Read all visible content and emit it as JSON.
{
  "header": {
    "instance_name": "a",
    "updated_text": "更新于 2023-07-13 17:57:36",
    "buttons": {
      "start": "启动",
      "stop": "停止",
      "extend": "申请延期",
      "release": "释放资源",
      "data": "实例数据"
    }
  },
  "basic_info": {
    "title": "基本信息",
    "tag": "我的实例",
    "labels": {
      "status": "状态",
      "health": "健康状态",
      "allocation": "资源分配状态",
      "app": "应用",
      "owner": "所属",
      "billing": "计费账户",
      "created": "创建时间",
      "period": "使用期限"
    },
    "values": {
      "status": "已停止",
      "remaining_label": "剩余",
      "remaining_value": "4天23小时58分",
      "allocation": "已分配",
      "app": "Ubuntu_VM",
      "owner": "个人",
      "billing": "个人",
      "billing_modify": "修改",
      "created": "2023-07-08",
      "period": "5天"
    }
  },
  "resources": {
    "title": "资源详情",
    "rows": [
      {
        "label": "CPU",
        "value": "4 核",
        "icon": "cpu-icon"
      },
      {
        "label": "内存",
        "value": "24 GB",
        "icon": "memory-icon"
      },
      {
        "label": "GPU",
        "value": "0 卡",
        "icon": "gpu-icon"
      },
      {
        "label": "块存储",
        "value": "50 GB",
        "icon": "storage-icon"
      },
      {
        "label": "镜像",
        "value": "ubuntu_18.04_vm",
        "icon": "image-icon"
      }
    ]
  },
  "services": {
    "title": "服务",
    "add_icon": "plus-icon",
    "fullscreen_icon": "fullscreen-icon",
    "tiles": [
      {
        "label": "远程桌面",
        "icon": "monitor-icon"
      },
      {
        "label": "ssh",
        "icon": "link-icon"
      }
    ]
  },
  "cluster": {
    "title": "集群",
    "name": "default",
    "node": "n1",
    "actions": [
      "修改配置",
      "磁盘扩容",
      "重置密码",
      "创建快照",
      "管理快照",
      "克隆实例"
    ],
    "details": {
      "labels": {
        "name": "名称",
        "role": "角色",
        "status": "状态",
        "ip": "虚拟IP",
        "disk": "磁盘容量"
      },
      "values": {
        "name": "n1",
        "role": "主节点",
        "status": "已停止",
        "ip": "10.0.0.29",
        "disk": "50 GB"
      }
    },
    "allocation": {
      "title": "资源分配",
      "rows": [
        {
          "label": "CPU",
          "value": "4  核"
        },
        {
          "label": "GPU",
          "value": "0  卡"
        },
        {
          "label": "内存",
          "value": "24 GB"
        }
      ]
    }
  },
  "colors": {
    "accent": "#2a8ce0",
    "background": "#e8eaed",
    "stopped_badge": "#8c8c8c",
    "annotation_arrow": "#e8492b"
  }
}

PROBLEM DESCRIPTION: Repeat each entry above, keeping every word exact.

TASK ANSWER:
Read all visible content and emit it as JSON.
{
  "header": {
    "instance_name": "a",
    "updated_text": "更新于 2023-07-13 17:57:36",
    "buttons": {
      "start": "启动",
      "stop": "停止",
      "extend": "申请延期",
      "release": "释放资源",
      "data": "实例数据"
    }
  },
  "basic_info": {
    "title": "基本信息",
    "tag": "我的实例",
    "labels": {
      "status": "状态",
      "health": "健康状态",
      "allocation": "资源分配状态",
      "app": "应用",
      "owner": "所属",
      "billing": "计费账户",
      "created": "创建时间",
      "period": "使用期限"
    },
    "values": {
      "status": "已停止",
      "remaining_label": "剩余",
      "remaining_value": "4天23小时58分",
      "allocation": "已分配",
      "app": "Ubuntu_VM",
      "owner": "个人",
      "billing": "个人",
      "billing_modify": "修改",
      "created": "2023-07-08",
      "period": "5天"
    }
  },
  "resources": {
    "title": "资源详情",
    "rows": [
      {
        "label": "CPU",
        "value": "4 核",
        "icon": "cpu-icon"
      },
      {
        "label": "内存",
        "value": "24 GB",
        "icon": "memory-icon"
      },
      {
        "label": "GPU",
        "value": "0 卡",
        "icon": "gpu-icon"
      },
      {
        "label": "块存储",
        "value": "50 GB",
        "icon": "storage-icon"
      },
      {
        "label": "镜像",
        "value": "ubuntu_18.04_vm",
        "icon": "image-icon"
      }
    ]
  },
  "services": {
    "title": "服务",
    "add_icon": "plus-icon",
    "fullscreen_icon": "fullscreen-icon",
    "tiles": [
      {
        "label": "远程桌面",
        "icon": "monitor-icon"
      },
      {
        "label": "ssh",
        "icon": "link-icon"
      }
    ]
  },
  "cluster": {
    "title": "集群",
    "name": "default",
    "node": "n1",
    "actions": [
      "修改配置",
      "磁盘扩容",
      "重置密码",
      "创建快照",
      "管理快照",
      "克隆实例"
    ],
    "details": {
      "labels": {
        "name": "名称",
        "role": "角色",
        "status": "状态",
        "ip": "虚拟IP",
        "disk": "磁盘容量"
      },
      "values": {
        "name": "n1",
        "role": "主节点",
        "status": "已停止",
        "ip": "10.0.0.29",
        "disk": "50 GB"
      }
    },
    "allocation": {
      "title": "资源分配",
      "rows": [
        {
          "label": "CPU",
          "value": "4  核"
        },
        {
          "label": "GPU",
          "value": "0  卡"
        },
        {
          "label": "内存",
          "value": "24 GB"
        }
      ]
    }
  },
  "colors": {
    "accent": "#2a8ce0",
    "background": "#e8eaed",
    "stopped_badge": "#8c8c8c",
    "annotation_arrow": "#e8492b"
  }
}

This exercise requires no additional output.